And that’s beauty not as judged by our own whimsical criteria, but as determined by no less august a body than the International Bank Note Society (IBNS), which each year names a “banknote of the year.” It revealed its choice for 2012 last month. (For the record, you can nominate a note for 2013 up until January 31, 2014, for a mere $33.00, the price of a year’s membership to IBNS. You can see all the previous years’ nominations here.)
The Canadian twenty-dollar note. It sports a pearl-encrusted Queen Elizabeth II gazing a little wistfully into the middle distance on the front …
…Artwork inspired by northwest Canada’s Haida people on the back …
The Faroe Islands 1000-kronur note. This tiny Danish archipelago territory in the north Atlantic has some world-class currency. This bill earned the nod for the top banknote issued in 2005, thanks in part to the incredibly detailed tail-feather view of a purple sandpiper emblazoned on the front…
…And the somewhat impressionistic vista from the island of Sandoy that occupies the back. Faroese kronur notes are quite unusual in that their illustrations are based on watercolors.
The Comoros 1000-franc bill. Archipelagos seem to put a lot of effort into their currencies. This nation—located between the coast of southeast Africa and Madagascar—earned the coveted banknote award for this beauty. Swimming on the front is the coelacanth, an ancient fish thought to be extinct until it was rediscovered near Comoros in 1938…

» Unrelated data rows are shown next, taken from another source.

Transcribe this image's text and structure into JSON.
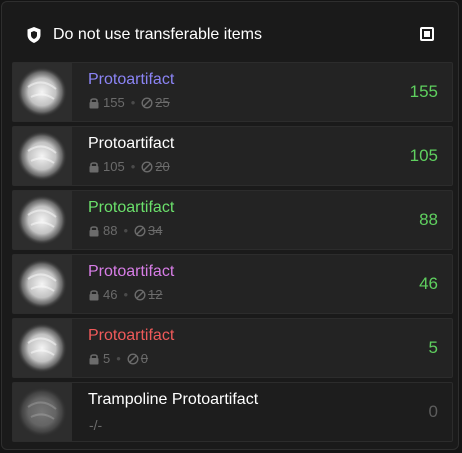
{
  "header": {
    "title": "Do not use transferable items",
    "checkbox_checked": true
  },
  "items": [
    {
      "name": "Protoartifact",
      "name_color": "#8b84f5",
      "locked": "155",
      "cap": "25",
      "count": "155"
    },
    {
      "name": "Protoartifact",
      "name_color": "#ffffff",
      "locked": "105",
      "cap": "20",
      "count": "105"
    },
    {
      "name": "Protoartifact",
      "name_color": "#6be06b",
      "locked": "88",
      "cap": "34",
      "count": "88"
    },
    {
      "name": "Protoartifact",
      "name_color": "#d77de6",
      "locked": "46",
      "cap": "12",
      "count": "46"
    },
    {
      "name": "Protoartifact",
      "name_color": "#f05a5a",
      "locked": "5",
      "cap": "0",
      "count": "5"
    },
    {
      "name": "Trampoline Protoartifact",
      "name_color": "#ffffff",
      "placeholder": "-/-",
      "count": "0"
    }
  ],
  "colors": {
    "count_green": "#5fd05f",
    "count_zero": "#5d5d5d",
    "meta_grey": "#6b6b6b"
  },
  "icons": {
    "header": "shield-icon",
    "checkbox": "checkbox-icon",
    "lock": "lock-icon",
    "cap": "shield-strike-icon",
    "item": "protoartifact-orb-icon"
  }
}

…And this nice image of a Comoran man in a canoe adorns the back. The front of the note—and the warning to counterfeiters—is in French, while the back is in Arabic. Comoros declared its independence from France in 1975, though an infamous French soldier of fortune by the name of Bob Denard essentially remained in control of the country until 1989.
The Bank of Scotland’s £50 note. The write-up from the International Bank Note Society raves about this emerald-tinted scrap of scrip. “Blessed with generous proportions, the note is impressive to hold and uses the available space to excellent effect.” The guy with the textbook haunted Scottish look is novelist Sir Walter Scott, who wrote Ivanhoe and many other things we have not read. And won’t…
…The 2007 note was part of the Bank of Scotland’s “Bridges Series,” which celebrates famous spans scattered about the land of the thistle. The Falkirk Wheel, on the back of the bill, is like a kind of elevator for boats that connects two canals and has become a top Scottish tourist destination.
Samoa’s 20-tala bill. Striking colors. A lovely cascade bedecks the front.
And Samoa’s national bird, the Manumea, graces the back, as does Teuila, the national flower of the nation, which gained its independence from New Zealand in 1962. The southern Pacific country had been a German protectorate from 1900 until World War I. It was known as Western Samoa until 1997, when it dropped the whole “Western” thing.
Bermuda’s $2 note. This one really is a beauty. A puffed up Bermuda bluebird towers over a less-than-prominent profile of Queen Elizabeth II on the front of these vertical notes. Bermuda remains a British Overseas Territory…
…The back is more subtle, featuring the clock tower at the Royal Naval Dockyard and a famous statue of Neptune.
Uganda’s 50,000-shilling note. A finely worked piece of currency with design features such as “the watermark of the head of a crested crane, an outline of a map of Uganda (highlighting the equator), the profile of man wearing Karimojong head dress, patterns based on indigenous basket work and, at the far right on the back, the Independence Monument. Erected to celebrate Ugandan independence in October 1962,” according to the bank note society’s official announcement of the 2010 award.
And on the back are beautifully wrought silver-back mountain gorillas.
Kazakhstan’s 10,000-tenge note. Released on July 4, 2011 to mark the 20th anniversary of Kazakhstan’s independence, this banknote shows the Kazak Eli monument to independence, displayed vertically on the front.
While on the back, you get a nice, horizontal view of the presidential palace in Astana, the second largest city in the country, which has been the capital since 1997. The back also contains the only text in Russian—the words “ten thousand tenge” in a modest-sized font—in a small nod to the country’s Soviet past.
Kazakhstan’s 5,000-tenge note. That’s right! A repeat victory for the oil-rich former Soviet republic, which is fast establishing itself as a powerhouse in global banknote design circles. The front is pretty much the same layout as the bill that took top honors in 2011, except now there’s a stylized panther in mid-pounce.
The back is a nice piece of work though. With the with the mountains in the distance, the foreground shows the independence monument in the country’s largest city, Almaty, as well as the rather ugly modern facade of the Kazakhstan Hotel, which is kind-of odd. But, you know, hey, Kazakhstan.